The National Association for PET Container Resources (NAPCOR) has rejected the premise of recycling both materials in tandem over concerns of separation costs, increased contamination and yield loss. The group also warned about the impact any such move would have on recycled PET quality and processing.
The trade group advocated “extreme caution” going forward, adding: “Today’s domestic PET recycling system can’t successfully absorb PLA containers, nor does this scenario offer a sustainable model for PLA.”
It further called on brand owners and the authorities to “to fully consider the impacts and the realities of the current situation when they make the packaging decisions that address their product requirements and sustainability goals.”
Tom Busard, NAPCOR Chairman, said: “We don’t doubt that PLA can be recycled but there are unquestionably some big issues yet to overcome. The current reality is that these issues transfer significant system costs and logistics burdens to the PET recyclers, impacting the viability and continued sustainability of their businesses.
“This solution not only jeopardizes the PET system, but is not an effective solution for PLA.”
A further issue, he continued, is that traces of PLA could be mixed with other out-sorts from the PET stream – including PVC and other resins – making marketing of the product even more “complicated”.
Because it is not easy to differentiate between PET and PLA containers by sight, companies may have to invest in new sorting machinery, said the body.
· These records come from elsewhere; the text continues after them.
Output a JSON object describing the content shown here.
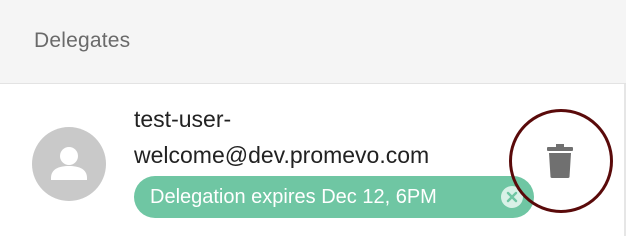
{
  "section": {
    "title": "Delegates"
  },
  "delegate": {
    "email_line1": "test-user-",
    "email_line2": "welcome@dev.promevo.com",
    "chip_label": "Delegation expires Dec 12, 6PM",
    "avatar_icon": "person-icon",
    "remove_chip_icon": "close-icon",
    "delete_icon": "trash-icon"
  },
  "colors": {
    "chip_background": "#6fc6a3",
    "avatar_background": "#c9c9c9",
    "delete_icon": "#707070",
    "highlight_ring": "#5a0a0a"
  }
}
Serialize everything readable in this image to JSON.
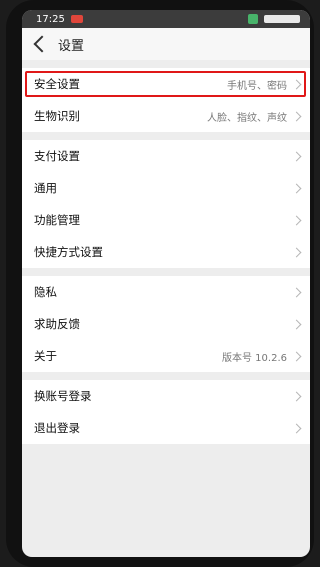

One such system - near infrared (NIR) equipment - is believed to cost in the region of $200,000. Quality issues such as PLA getting stuck in the dryers during the PET reclamation process would also need to be addressed, it added.
Putting PET in jeopardy
Present volumes of PLA that can be extracted after the recycling process are too low to make up the critical mass required for a viable reclamation business model, said NAPCOR executive director Dennis Sabourin.
“The reality is that the PLA container becomes a contributor to PET bale yield loss which is already a big concern for PET reclaimers, as is the additional fraction of marketable PET which will invariably get sorted out along with the PLA,” he added. “So not only is there an increased cost for sorting and a higher yield loss, but without any practical way to aggregate the sorted material, or markets for it, it’s destined for landfill.”
The body said that many curbside recycling schemes relied on the market values of their materials and diluting their value goes against the need to bolster these programmes – especially in the current tough economic climate.
Sabourin commented: “NAPCOR has no wish to impede the recycling of additional resins including PLA, but we can’t sanction putting successful programs in jeopardy through the premature inclusion of other resins into the PET system.”